According to a new report from consultancy Wood Mackenzie, mining companies need to invest nearly $1.7trn in the next 15 years to help supply enough copper, cobalt, nickel and other metals needed for the shift to a low carbon world.
Cutting carbon emissions
The United States, Britain, Japan, Canada and others raised their targets on cutting carbon emissions to halt global warming at a summit in April hosted by US President Joe Biden.
Meeting those targets will need large-scale deployment of electric vehicles, storage for power generated from renewables and electricity transmission, all of which require industrial materials, such as lightweight aluminium and metals used in batteries such as cobalt and lithium.
Wood Mackenzie analyst Julian Kettle calculated miners needed to invest about $1.7trn during the next 15 years to “deliver a two-degree pathway - where the rise in global temperatures since pre-industrial times is limited to 2°C”.
“At an industry level, there seems to be reticence around investing sufficient capital to develop future supply at the pace and scale demanded by the energy transition (ET),” he said.
Mining firms are wary of making heavy investments after their experience of the last decade when they invested in new capacity just as demand peaked, leading to a collapse in prices and revenues. They also need to please investors, who are unlikely to want to see dividends diverted to capital spending.
Rising demands of investors related environment, social and governance (ESG) issues further add to the challenge.
Australia, Canada and Western Europe carry a low ESG risk but some of the best resources are in high-risk areas, such as Democratic Republic of Congo, which sits on about half the world’s cobalt reserves according to the U.S. Geological Survey. “Given the need to meet tough decarbonisation and ESG targets, Western governments, lenders, investors and consumers will need to get comfortable operating in jurisdictions where ESG issues are more complex,” Kettle said.
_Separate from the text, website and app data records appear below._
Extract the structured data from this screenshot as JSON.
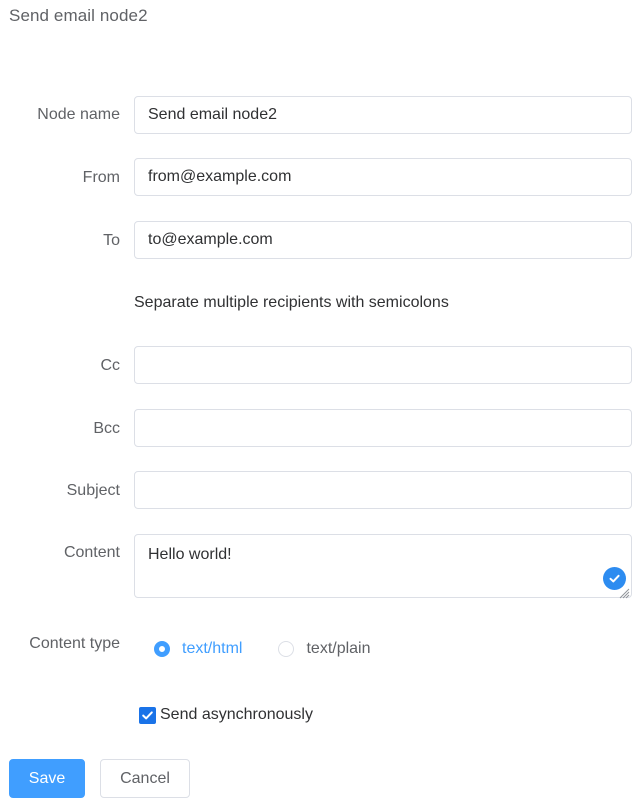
{
  "page": {
    "title": "Send email node2"
  },
  "form": {
    "node_name": {
      "label": "Node name",
      "value": "Send email node2"
    },
    "from": {
      "label": "From",
      "value": "from@example.com"
    },
    "to": {
      "label": "To",
      "value": "to@example.com"
    },
    "recipients_hint": "Separate multiple recipients with semicolons",
    "cc": {
      "label": "Cc",
      "value": ""
    },
    "bcc": {
      "label": "Bcc",
      "value": ""
    },
    "subject": {
      "label": "Subject",
      "value": ""
    },
    "content": {
      "label": "Content",
      "value": "Hello world!"
    },
    "content_type": {
      "label": "Content type",
      "options": [
        {
          "label": "text/html",
          "checked": true
        },
        {
          "label": "text/plain",
          "checked": false
        }
      ]
    },
    "send_async": {
      "label": "Send asynchronously",
      "checked": true
    }
  },
  "actions": {
    "save_label": "Save",
    "cancel_label": "Cancel"
  },
  "colors": {
    "primary": "#409eff",
    "checkbox": "#1a73e8",
    "badge": "#2d8cf0",
    "border": "#dcdfe6",
    "label_text": "#606266"
  }
}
Kettle said government support was needed to help miners comply with ESG issues to ensure production from high-risk areas was conducted in an acceptable way to consumers.
“Then, and only then, will the West be able to secure sufficient volumes of the raw materials needed to pursue the energy transition in the timescales envisaged.”